Measuring the effectiveness of a maintenance program is about quantifying important variables such as machine efficiency and reliability. Deducing these variables means diving even deeper and measuring the systematic performance of a machine. For this, manufacturers must investigate the “six big losses.”
A quick look at TPM
The six big losses are unique issues within a total productive maintenance (TPM) program. The goal of a TPM program is to reduce and eliminate breakdowns, defects, and inefficiencies — qualified by the six big losses. More than just qualifying these losses, a good TPM approach provides ways to remedy issues across different maintenance facets, including:
- Breakdown maintenance — which involves repairing equipment as it breaks down.
- Preventive maintenance — which involves repairing equipment to prevent breakdowns.

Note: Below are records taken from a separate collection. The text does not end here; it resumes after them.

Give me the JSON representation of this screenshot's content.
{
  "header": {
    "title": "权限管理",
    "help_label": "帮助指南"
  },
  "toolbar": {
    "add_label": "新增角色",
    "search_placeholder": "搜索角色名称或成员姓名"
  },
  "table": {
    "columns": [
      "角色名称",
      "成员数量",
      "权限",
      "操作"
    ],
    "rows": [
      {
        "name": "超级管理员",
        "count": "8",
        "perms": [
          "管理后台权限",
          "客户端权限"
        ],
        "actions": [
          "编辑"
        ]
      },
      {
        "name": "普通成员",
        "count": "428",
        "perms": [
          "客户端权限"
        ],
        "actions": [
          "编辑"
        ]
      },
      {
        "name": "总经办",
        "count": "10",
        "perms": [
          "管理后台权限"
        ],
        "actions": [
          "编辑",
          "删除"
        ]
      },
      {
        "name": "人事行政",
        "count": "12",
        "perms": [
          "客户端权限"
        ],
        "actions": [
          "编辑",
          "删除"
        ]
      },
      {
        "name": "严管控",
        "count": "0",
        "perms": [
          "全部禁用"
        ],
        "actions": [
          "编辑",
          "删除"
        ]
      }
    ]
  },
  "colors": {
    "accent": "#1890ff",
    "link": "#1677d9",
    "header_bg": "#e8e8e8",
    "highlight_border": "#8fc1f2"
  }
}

- Corrective maintenance — which improves the reliability of maintenance results.
- Maintenance prevention — which improves equipment, thereby reducing maintenance.
TPM is a course of lean manufacturing, which means it focuses on pinpointing and eliminating waste. The six big losses are so named because they represent the entire scope of waste within a maintenance approach and help qualify the approach required to address TPM.
Identifying the 6 big losses
The six big losses are distinct problems with distinct outcomes — all of them attributing to waste. They’re characterized by the type of loss they generate, as well as how they impact overall equipment effectiveness (OEE): specifically affecting availability, performance, and quality. Here are the six big losses:
1. Unplanned stops — This includes any unplanned breakdown. It’s caused by anything from equipment overheating, to component failure, to tooling failures, and more. Unplanned stops directly impact machine availability, hampering total production.
2. Setups and calibration — These issues occur during planned changeovers or adjustments and are the result of maintenance inaccuracies. Again, machine availability suffers, because equipment isn’t operating at its fullest capacity.
3. Small stops — This category includes jams, misfeeds, blockages, venting issues, and anything else that impacts productivity. Small stops are a performance issue and can be among the easiest waste issues to fix.
4. Slow running — Equipment wear and alignment problems are two examples of slow running issues. This is another form of performance loss and can bleed over into other issues, such as production defects or reduced yield.
5. Production defects — Any time a finished product falls short of expectations, it’s a defect. Defects are often scrapped, representing twofold waste: the scrap and the time used to make it. This is the most significant form of quality loss.
6. Reduced yield — Another form of quality loss, machine inefficiency leading to stunted production represents the reduced yield category of waste. Machines require maintenance to resume operation at full capacity.
While the six big losses can overlap and act as catalysts for one another, each requires distinct attention to remediate. Within a TPM program, maintenance techs should have different approaches and resources to address each form of loss.
The goal of any TPM program is to improve OEE, which first means addressing the six big losses. Targeting availability, performance, and quality issues has a direct impact on OEE, raising the availability, reliability, and efficiency of equipment.
Within your TPM program, isolate issues and categorize them within the six big losses. From there, choose the maintenance approach that best addresses each issue — breakdown maintenance for unplanned stops, preventive maintenance for small stops, or corrective maintenance for defects and yield issues. Methodically working backward from each of the six big losses leads to a direct improvement in OEE.